Out of almost 40,000 undergraduate students at my Canadian university, about 1000 go on a exchange every year. If you think it's impressive then that makes at least 2 of us, so I took to Google to see how representative this number is on a global scale (oh gotta love stats!). And here is what I managed to collect:

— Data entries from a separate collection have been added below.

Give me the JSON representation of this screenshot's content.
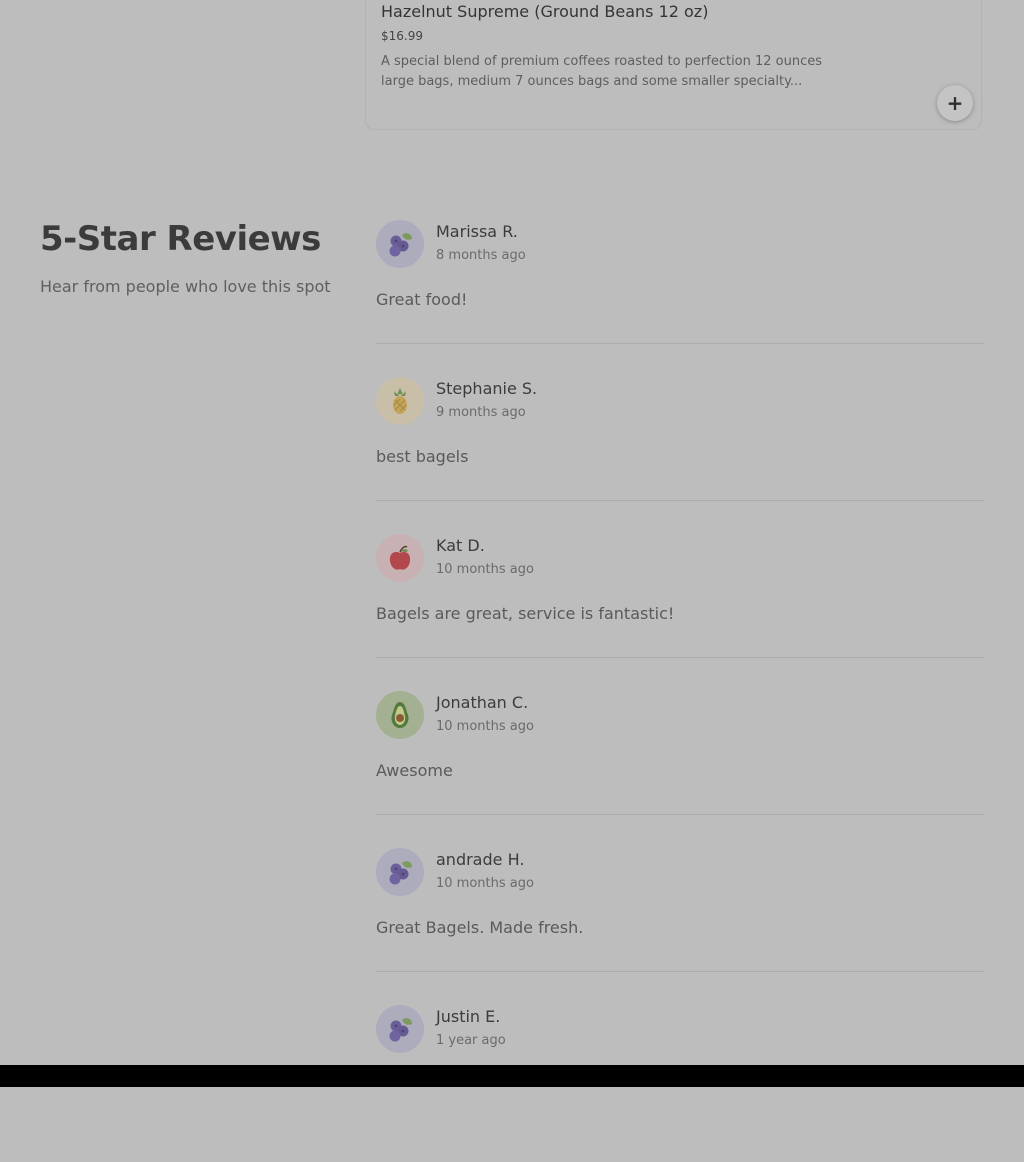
{
  "product": {
    "name": "Hazelnut Supreme (Ground Beans 12 oz)",
    "price": "$16.99",
    "description": "A special blend of premium coffees roasted to perfection 12 ounces large bags, medium 7 ounces bags and some smaller specialty...",
    "add_icon": "+"
  },
  "reviews_section": {
    "title": "5-Star Reviews",
    "subtitle": "Hear from people who love this spot"
  },
  "reviews": [
    {
      "name": "Marissa R.",
      "time": "8 months ago",
      "text": "Great food!",
      "avatar": "blueberry-icon"
    },
    {
      "name": "Stephanie S.",
      "time": "9 months ago",
      "text": "best bagels",
      "avatar": "pineapple-icon"
    },
    {
      "name": "Kat D.",
      "time": "10 months ago",
      "text": "Bagels are great, service is fantastic!",
      "avatar": "apple-icon"
    },
    {
      "name": "Jonathan C.",
      "time": "10 months ago",
      "text": "Awesome",
      "avatar": "avocado-icon"
    },
    {
      "name": "andrade H.",
      "time": "10 months ago",
      "text": "Great Bagels. Made fresh.",
      "avatar": "blueberry-icon"
    },
    {
      "name": "Justin E.",
      "time": "1 year ago",
      "text": "",
      "avatar": "blueberry-icon"
    }
  ],
  "colors": {
    "overlay": "#bdbdbd",
    "blueberry_bg": "#acacbc",
    "pineapple_bg": "#c9bfa9",
    "apple_bg": "#c8b1b3",
    "avocado_bg": "#a3b091"
  }
}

The numbers have completely skyrocketed over the past decade, and it does not look like it will stop there. What's curious though is how students choose their destination. Americans, for example, tend to go to the UK (12%), Italy (11%), and Spain (9%). I am not entirely sure what their decision-making is based on, but I'd assume it is similar to the motives I came across when working with students in Canada. Looking at Europeans, Erasmus - that is the name of their continent-wide exchange program - has also become very popular. Spaniards, Germans, and Frenchies are the most keen on participating in exchange, with over 33,000 students from each country going abroad just within Europe every year. Their favourite destinations are - surprise, surprise! - Spain, France, Germany, and the UK.
What are the consequences of all these changes? We shall see. Today's youth has already made a huge impact on the travel and tourism industry by introducing and shaping practices never seen before - just think of AirBnB and CouchSurfing and their phenomenal success. Still, this generation is yet to fully embrace not only the very notion of "open borders", but also its outcomes. One insightful study, in the meantime, points out that nearly half of European students with Erasmus experience go on to live and work outside their home country. It might be purely for work-related reasons, but how about those 27% who had met a long-term partner while studying abroad? The study goes on to drop another cheeky fact: "around one million babies are likely to have been born to Erasmus couples". Oh dear. Globalization at its finest? :)
What do you think of today's generation of travellers? Share your thoughts and stories in comments!